“How do you know?”

“I just know.” I stopped behind one of the unfinished mansions, where a shallow, but large hole yawned silently. Roy walked up to the edge and peered in, but the thing had been filled in a little over the past few months., and there wasn’t much to see.

“So?” He had his shit together by now, and all energy drained by the hike seemed to rush back. “What’s the deal, Liv?”

“The cops thought that Kyle and Justin buried him here.”

“What, this hole? Wh-why?”

“Because I told them to look here.” His mouth fell open, but I didn’t feel like stopping. “I told mi hermano Miguel, and la policía ordered an excavation under the house pad, under the cement, but…”

“But what?”

I motioned to the empty hole. “Nothing was there. Then la familia stepped in, everyone lawyered up, and the case went cold. And so they got away with it.”

I wasn’t finished, but then the boy did the strangest thing. He pursed his lips and said “I think I know where he is.”

“What?” I’d been mostly keeping an eye on the ground since before the last rise, cuidado not to trip, so mis ojos snapped right to Roy when he said that. He didn’t notice, though-he was gazing off toward the wall-so when I looked back in front of us, the first thing I saw was a police car pulling up to the curb beyond the trail-head.

“¡Puta madre!” My head melted into useless slime, and Roy whirled around at the noise. “What? Liv, what’s-oh.” He froze.

“We’re fucked,” I said, feeling my knees buckle, but then the door opened and a single cop stepped out: mi hermano Miguel.

“¡Ay, Miguelito!” I cried, relieved, but he cut me off.

“I thought I’d find you here, and…hey, ¿quién es?” He pointed at Roy, who was still absorbing multiple new realities behind me. “This is Roy,” I replied. “I thought you would remember him.”

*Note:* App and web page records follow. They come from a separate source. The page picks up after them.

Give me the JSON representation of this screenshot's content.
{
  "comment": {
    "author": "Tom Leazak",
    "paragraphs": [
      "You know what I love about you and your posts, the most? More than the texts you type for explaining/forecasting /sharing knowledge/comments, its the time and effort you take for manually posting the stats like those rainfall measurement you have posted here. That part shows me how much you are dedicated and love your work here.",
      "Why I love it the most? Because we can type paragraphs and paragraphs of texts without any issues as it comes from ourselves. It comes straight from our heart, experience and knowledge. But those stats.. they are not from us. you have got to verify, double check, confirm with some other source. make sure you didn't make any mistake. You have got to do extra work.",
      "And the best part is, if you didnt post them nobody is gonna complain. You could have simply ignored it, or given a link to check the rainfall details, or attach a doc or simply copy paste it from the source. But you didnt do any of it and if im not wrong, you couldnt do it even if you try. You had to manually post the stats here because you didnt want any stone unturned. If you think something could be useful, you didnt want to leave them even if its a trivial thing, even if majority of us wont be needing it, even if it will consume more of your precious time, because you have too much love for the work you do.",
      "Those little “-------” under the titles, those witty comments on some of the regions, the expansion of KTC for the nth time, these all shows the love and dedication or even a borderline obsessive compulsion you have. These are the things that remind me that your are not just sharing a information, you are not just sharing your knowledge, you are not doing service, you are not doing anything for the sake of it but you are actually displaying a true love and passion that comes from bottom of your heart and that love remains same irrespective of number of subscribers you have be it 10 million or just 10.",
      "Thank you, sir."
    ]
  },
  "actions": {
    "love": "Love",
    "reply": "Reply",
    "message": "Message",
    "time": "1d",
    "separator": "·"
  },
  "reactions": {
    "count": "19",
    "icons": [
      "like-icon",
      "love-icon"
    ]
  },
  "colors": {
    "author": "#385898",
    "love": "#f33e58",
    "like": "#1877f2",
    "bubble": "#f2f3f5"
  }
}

“Roy…Roy Reed?” said Miguel, surprised. “Well, uh…he’ll have to come too. There’s not much time, Olivia.” My brother’s face was grim as he beckoned us forward. “Elisa went into a coma.”

My heart shattered. “¿Cuando?”

“About an hour after you left,” he said. “Come on, I’ll drive us back.”

The rest of that day is a blur: sitting up front with Miguel while Roy was in the back seat, separated from us by the cab’s partition, staring out the window in frightened paralysis, looking como he was behind bars; a little ring of tres calaveras dangling from the rearview mirror; trying not to hyperventilate con tristeza as we pulled into the hospital, rushed through the doors, landed in the relieved abrazos de mis padres; fearing the worst, and hearing it, for real, almost as soon as we got there-missing her by minutes, finalmente, over, muerte. Ay, mi hermana, how I cried for you that day-exploding in anger all over the waiting room, the hallway, your bedside, and anywhere else until they took you away.

But the thing that I remember most-which is so strange, since I barely noticed it at the time-was the sight of Roy sitting by himself at the end of a grubby sofa in the waiting room; alone, scared, and with his eyes locked on the approaching form of mi hermano Miguel. I knew exactly what they would be talking about, but it didn’t matter. Nothing mattered, Elisa, because I wasn’t there to say goodbye. I wasn’t there to save you from yourself when you needed me. No, I wasn’t there, porque no me gusta el caos.

Soy una mentirosa. Soy una pocha mentirosa, y lo siento mucho.